Should you see each other before the wedding?

Make it a private party

   Nearly every engaged couple faces the decision of scheduling their formal wedding photography before or after the nuptials. Implicit in the question is whether or not the couple should see each other before the ceremony. While both approaches have pros and cons, most couples of today vote for practicality.

   More than 20 years ago, most weddings had the group compositions photographed after the wedding or in a fashion called “split formals”. This method allowed the wedding photographer to take as many images as possible without the bride and groom seeing each other before the vows, and completing the session after the ceremony. While split-formals reduced the time guests had to wait, they hardly eliminated it.

   Today, very few couples have all of the formals photographed after the wedding, and a large portion elect to have all of the group photography prior to the ceremony. Newlyweds are electing not to miss any part of the festivities for photography sessions. After all, this is usually the biggest party of their lives!

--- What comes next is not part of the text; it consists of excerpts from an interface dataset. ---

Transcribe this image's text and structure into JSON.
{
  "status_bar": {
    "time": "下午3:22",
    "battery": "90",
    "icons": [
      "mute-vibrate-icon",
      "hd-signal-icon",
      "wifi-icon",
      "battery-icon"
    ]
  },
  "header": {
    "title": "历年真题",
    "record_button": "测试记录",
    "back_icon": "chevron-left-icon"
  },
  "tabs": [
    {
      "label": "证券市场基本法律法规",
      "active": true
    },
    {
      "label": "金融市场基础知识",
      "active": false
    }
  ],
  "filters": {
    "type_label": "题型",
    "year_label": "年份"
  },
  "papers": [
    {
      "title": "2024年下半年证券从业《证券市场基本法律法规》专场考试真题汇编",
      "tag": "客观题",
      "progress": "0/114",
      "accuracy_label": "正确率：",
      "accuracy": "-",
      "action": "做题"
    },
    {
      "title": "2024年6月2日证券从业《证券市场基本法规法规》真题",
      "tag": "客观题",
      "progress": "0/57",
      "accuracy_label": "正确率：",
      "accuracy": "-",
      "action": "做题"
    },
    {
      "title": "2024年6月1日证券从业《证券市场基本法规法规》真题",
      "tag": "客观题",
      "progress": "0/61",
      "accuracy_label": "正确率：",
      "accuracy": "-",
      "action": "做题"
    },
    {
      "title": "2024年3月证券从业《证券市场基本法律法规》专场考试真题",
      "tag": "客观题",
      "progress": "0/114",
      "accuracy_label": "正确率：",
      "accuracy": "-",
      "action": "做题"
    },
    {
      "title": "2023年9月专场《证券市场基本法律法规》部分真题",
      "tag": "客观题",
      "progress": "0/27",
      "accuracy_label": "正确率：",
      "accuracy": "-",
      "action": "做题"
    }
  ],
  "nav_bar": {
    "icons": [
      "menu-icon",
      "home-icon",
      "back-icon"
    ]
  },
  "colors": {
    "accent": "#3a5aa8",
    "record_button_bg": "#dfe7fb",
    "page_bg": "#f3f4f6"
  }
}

Savoring the anticipation

   But what about savoring the anticipation that is part of not seeing your betrothed before the wedding? Consider an idea that many photographers call, “private time”. Set the stage in the sanctuary, or any place of your choosing, for the couple to meet prior to the ceremony and the photo session. Post groomsmen at all entrances, allowing no one to enter. Then the two lovebirds can hug, kiss, cry, pray, exchange gifts, or whatever else they’d like to do in private. This is probably the only uninterrupted time they’ll have together until the end of the day.

Grand Entrance

   But what about the grand entrance to the ceremony? Won’t this nouveau notion kill the thrill, relegating it to anti-climatic afterthought? Hardly!

    In contrast, many couples who wait until the ceremony to see each other for the first time are on sensory overload. Stage freight is rampant, and when the couple finally meet in front of the officiant and guests, they can’t kiss, tell each other how much they love each other, or give a reassuring hug.


   Scheduling the wedding photographs beforehand isn’t just a good suggestion, it’s a valuable investment tip to maximize your time to enjoy your party and to optimize your experience on “your day”. It makes a difference not only in the photographs, but in the whole wedding experience. It’s been said hindsight is 20/20: here’s a chance to include a bit of high quality hindsight into your foresight.